DATA FOR THIS TASK:
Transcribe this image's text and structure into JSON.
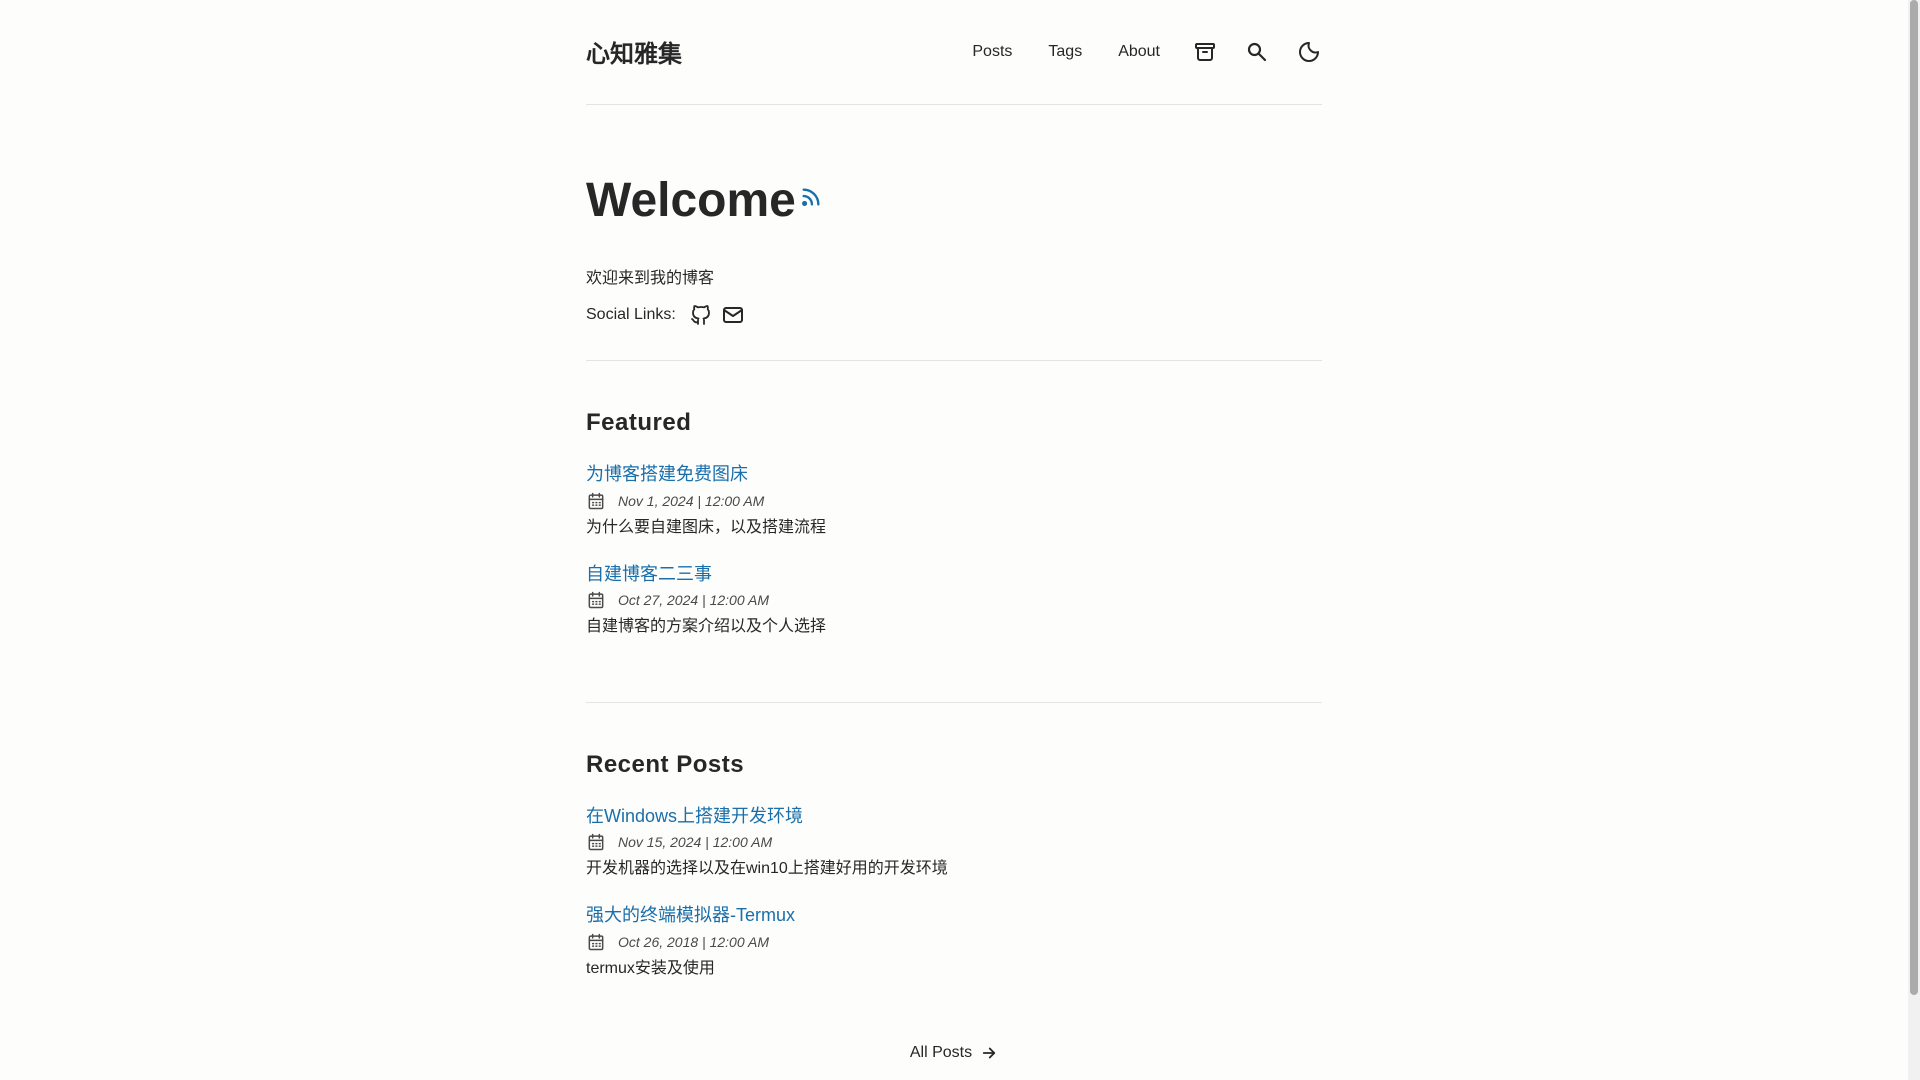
{
  "site": {
    "logo": "心知雅集"
  },
  "nav": {
    "items": [
      {
        "label": "Posts"
      },
      {
        "label": "Tags"
      },
      {
        "label": "About"
      }
    ],
    "icons": [
      "archive-icon",
      "search-icon",
      "moon-icon"
    ]
  },
  "hero": {
    "title": "Welcome",
    "description": "欢迎来到我的博客",
    "social_label": "Social Links:",
    "social_icons": [
      "github-icon",
      "mail-icon"
    ]
  },
  "featured": {
    "heading": "Featured",
    "posts": [
      {
        "title": "为博客搭建免费图床",
        "date": "Nov 1, 2024 | 12:00 AM",
        "description": "为什么要自建图床，以及搭建流程"
      },
      {
        "title": "自建博客二三事",
        "date": "Oct 27, 2024 | 12:00 AM",
        "description": "自建博客的方案介绍以及个人选择"
      }
    ]
  },
  "recent": {
    "heading": "Recent Posts",
    "posts": [
      {
        "title": "在Windows上搭建开发环境",
        "date": "Nov 15, 2024 | 12:00 AM",
        "description": "开发机器的选择以及在win10上搭建好用的开发环境"
      },
      {
        "title": "强大的终端模拟器-Termux",
        "date": "Oct 26, 2018 | 12:00 AM",
        "description": "termux安装及使用"
      }
    ]
  },
  "footer_link": {
    "label": "All Posts"
  },
  "colors": {
    "accent": "#1a6fab",
    "text": "#282728",
    "background": "#fdfdfc"
  }
}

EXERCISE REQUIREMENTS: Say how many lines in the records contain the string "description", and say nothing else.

WRITTEN REPLY: 5